One of the beauties of childhood is the ability to be totally satisfied with things that are less than perfect. The child who has made a party hat to complete a costume doesn’t notice that the borders are not square, the top is slightly off centre. Parents or adults view the outfit and apply ‘their only kids’ artistic licence.
Professional fashion or artistic critics don’t enter the debate knowing that their critical analysis would be torn to shreds by any person with children, or a swift black and white assessment by the child or children concerned. Seriously, how does one answer Miss 6 who declares very loudly at a party or family function, “How would you know what is nice, you don’t even have hair!”
A birthday party, regardless of the age of the birthday person, is hardly ever complete without a hat. We’ve all worn them; from Christmas plastic folded crowns to pointed cones with elastics that left a red welt to remind you of the event for the next 3 days.

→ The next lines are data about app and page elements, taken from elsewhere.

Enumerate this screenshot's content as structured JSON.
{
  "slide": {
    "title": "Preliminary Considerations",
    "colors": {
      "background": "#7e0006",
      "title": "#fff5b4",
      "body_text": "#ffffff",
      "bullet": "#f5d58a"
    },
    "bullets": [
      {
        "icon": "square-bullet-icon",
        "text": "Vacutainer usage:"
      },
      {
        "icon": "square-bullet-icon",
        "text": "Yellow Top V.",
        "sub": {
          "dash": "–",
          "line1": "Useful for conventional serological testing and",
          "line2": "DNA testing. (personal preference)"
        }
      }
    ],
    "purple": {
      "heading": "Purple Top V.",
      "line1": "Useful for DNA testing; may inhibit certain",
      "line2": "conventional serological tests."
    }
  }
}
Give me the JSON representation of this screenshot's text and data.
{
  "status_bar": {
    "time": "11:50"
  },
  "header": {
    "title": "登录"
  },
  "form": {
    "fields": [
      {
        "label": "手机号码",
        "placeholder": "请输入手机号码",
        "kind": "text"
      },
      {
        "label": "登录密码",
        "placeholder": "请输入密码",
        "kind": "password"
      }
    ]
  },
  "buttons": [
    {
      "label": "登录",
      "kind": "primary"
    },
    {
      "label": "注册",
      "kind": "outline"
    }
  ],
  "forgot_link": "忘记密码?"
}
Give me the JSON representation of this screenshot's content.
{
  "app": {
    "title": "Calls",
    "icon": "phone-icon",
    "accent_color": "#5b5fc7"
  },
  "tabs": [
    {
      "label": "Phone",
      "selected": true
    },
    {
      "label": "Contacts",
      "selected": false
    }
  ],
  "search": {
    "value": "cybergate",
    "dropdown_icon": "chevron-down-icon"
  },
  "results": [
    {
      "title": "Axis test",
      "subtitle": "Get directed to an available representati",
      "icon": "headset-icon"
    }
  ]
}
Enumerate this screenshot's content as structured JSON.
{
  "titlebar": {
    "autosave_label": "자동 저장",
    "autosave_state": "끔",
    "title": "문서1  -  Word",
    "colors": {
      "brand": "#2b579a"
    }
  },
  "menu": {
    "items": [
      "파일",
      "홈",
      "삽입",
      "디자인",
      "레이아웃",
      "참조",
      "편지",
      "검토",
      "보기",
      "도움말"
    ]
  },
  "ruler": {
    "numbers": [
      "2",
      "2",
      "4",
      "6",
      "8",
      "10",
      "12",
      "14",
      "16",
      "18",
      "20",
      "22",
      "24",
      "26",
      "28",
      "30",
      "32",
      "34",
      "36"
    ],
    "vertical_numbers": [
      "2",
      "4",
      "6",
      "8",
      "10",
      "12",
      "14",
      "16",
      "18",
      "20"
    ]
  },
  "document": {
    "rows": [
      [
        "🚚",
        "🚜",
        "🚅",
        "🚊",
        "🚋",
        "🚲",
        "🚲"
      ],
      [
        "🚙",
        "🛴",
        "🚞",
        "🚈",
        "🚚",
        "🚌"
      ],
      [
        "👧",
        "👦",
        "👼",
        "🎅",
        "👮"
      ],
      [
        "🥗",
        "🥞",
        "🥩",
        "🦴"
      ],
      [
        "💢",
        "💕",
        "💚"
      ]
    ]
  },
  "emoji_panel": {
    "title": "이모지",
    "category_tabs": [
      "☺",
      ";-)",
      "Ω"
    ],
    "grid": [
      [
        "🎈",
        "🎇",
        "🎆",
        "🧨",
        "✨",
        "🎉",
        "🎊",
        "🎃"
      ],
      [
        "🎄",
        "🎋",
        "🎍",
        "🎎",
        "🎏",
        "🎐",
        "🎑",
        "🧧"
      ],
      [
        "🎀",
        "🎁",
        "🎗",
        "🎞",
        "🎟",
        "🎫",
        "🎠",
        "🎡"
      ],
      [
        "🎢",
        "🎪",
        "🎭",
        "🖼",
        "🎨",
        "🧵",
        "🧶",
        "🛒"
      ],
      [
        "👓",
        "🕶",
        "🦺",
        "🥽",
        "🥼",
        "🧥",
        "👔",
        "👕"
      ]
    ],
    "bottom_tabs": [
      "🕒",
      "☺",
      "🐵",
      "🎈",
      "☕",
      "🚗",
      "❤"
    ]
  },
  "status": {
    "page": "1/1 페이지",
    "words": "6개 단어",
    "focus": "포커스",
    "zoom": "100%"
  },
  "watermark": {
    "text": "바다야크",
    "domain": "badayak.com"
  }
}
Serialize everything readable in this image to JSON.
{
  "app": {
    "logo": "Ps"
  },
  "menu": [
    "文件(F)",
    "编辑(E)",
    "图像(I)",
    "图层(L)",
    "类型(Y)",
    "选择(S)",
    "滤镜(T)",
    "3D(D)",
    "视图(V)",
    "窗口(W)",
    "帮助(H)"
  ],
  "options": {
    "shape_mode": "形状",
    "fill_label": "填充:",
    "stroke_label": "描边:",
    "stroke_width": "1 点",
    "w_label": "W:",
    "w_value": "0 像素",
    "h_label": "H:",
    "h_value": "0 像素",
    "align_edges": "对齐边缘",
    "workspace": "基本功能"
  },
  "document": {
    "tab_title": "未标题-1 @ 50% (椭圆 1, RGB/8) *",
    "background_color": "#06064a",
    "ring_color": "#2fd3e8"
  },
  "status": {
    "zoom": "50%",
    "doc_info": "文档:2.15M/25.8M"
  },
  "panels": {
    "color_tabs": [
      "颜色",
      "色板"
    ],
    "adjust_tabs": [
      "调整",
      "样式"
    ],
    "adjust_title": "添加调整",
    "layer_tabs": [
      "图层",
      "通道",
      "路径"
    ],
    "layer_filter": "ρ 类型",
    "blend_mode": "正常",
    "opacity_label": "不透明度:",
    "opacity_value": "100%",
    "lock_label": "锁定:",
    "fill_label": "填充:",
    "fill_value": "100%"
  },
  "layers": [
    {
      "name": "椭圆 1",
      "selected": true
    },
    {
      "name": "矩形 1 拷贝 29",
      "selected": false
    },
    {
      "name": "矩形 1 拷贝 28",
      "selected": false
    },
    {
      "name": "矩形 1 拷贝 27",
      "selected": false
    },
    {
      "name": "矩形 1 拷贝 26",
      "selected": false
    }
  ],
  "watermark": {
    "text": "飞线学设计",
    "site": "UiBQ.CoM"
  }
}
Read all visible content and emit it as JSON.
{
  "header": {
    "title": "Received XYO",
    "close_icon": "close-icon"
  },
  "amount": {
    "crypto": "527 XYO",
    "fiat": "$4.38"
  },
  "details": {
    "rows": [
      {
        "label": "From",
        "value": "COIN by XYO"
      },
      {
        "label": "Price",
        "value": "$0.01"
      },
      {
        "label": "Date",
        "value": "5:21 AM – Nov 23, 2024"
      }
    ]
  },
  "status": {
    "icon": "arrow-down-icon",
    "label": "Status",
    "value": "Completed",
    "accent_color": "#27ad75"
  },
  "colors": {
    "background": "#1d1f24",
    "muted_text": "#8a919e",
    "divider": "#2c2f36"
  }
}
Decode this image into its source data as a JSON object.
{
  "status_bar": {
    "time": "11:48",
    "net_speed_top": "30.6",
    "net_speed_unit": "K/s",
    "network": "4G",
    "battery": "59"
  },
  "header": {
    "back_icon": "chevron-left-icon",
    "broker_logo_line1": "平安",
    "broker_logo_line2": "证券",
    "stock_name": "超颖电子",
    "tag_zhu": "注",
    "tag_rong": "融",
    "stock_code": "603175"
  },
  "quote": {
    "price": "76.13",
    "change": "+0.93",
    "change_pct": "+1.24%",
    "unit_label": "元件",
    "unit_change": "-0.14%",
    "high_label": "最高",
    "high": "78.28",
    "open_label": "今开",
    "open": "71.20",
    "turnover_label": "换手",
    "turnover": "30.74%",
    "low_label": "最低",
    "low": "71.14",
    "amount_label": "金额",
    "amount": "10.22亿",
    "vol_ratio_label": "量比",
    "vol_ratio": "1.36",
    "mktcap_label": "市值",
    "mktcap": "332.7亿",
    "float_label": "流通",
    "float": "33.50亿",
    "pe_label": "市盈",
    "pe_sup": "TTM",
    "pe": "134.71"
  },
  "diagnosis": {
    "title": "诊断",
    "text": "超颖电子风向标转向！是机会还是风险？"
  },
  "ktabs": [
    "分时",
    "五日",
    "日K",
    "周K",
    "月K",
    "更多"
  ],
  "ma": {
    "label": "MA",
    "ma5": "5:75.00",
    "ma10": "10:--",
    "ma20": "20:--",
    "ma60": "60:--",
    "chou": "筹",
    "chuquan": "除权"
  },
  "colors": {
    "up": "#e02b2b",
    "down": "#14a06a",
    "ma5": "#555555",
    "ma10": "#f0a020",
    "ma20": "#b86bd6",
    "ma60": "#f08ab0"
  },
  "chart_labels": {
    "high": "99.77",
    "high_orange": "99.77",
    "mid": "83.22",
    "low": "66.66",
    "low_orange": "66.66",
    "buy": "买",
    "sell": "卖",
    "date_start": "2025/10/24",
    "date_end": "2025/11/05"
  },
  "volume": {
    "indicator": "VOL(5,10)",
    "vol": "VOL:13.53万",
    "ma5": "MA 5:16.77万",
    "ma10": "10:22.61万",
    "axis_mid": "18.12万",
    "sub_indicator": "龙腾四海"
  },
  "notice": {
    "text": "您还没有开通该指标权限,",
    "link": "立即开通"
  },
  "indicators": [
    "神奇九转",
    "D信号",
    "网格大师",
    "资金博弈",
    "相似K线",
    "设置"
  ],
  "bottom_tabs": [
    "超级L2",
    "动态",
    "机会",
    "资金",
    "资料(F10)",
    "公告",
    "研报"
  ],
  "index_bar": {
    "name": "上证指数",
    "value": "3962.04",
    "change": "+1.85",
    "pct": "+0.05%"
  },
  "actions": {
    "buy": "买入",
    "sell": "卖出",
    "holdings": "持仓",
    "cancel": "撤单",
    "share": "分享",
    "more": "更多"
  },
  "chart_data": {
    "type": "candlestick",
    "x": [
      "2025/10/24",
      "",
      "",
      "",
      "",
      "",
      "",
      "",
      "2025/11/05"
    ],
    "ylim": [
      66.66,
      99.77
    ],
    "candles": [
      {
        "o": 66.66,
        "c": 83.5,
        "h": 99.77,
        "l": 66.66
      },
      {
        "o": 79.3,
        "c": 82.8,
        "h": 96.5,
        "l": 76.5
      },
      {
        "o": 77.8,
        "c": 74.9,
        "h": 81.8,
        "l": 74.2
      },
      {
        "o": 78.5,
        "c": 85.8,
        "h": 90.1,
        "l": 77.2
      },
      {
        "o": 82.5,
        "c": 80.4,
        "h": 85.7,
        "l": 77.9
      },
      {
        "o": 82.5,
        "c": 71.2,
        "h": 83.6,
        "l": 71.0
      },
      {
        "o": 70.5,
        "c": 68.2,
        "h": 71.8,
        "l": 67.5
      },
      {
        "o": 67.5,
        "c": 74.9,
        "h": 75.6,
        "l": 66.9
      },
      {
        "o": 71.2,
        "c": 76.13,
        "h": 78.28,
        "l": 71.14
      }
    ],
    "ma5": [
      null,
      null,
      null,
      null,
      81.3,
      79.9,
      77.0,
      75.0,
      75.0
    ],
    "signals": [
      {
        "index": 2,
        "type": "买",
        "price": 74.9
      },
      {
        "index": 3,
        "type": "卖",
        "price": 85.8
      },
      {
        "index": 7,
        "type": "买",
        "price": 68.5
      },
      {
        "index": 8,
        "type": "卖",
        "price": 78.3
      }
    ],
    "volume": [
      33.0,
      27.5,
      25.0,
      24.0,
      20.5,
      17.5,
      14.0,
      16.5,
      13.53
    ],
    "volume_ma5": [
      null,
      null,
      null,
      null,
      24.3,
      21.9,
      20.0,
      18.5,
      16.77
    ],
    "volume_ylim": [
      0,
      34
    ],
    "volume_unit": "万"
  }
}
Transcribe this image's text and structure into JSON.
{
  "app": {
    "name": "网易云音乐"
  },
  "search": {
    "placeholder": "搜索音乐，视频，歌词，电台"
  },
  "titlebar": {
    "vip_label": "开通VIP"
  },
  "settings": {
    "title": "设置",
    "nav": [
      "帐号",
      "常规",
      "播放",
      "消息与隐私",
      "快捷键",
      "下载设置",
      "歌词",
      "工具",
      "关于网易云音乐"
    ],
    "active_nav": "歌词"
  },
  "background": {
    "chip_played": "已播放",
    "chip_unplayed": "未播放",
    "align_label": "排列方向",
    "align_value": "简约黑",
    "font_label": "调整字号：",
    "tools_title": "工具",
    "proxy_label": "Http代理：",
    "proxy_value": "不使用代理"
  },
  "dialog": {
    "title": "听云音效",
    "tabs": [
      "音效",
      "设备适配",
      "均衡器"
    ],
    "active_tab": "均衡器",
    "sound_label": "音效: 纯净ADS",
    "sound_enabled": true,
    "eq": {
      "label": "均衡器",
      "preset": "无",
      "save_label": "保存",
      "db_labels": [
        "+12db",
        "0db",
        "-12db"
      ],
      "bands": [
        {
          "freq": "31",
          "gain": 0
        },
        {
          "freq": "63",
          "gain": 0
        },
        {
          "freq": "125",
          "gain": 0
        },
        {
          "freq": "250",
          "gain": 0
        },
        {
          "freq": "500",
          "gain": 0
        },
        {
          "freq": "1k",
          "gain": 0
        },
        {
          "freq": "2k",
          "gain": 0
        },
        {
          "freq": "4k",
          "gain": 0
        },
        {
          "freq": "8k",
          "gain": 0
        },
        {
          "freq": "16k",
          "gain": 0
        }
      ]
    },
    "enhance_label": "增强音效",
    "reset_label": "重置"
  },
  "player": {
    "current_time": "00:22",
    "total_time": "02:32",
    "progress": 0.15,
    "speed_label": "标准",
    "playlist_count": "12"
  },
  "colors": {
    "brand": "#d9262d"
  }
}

There is no one origin of pointed birthday hats. In fact, this distinctive headgear has been around at the very least since 2800 BC, when ancient Egyptian pharaohs donned it. It is unknown if pointed hats were adopted from Egypt or if they simply began systematically appearing around the world. In medieval Europe several groups in society donned conical hats. Some Jewish sects, pagan subcultures – such as witches and wizards – and noblewomen wore conical hats that perhaps represented royalty.
So when you are next requested to don a conical hat, don’t think it is people asking you to dress as the dunce; rather remember you have been invited into the Royalty, and party like a queen or king!
This post was written by Grant Carlyon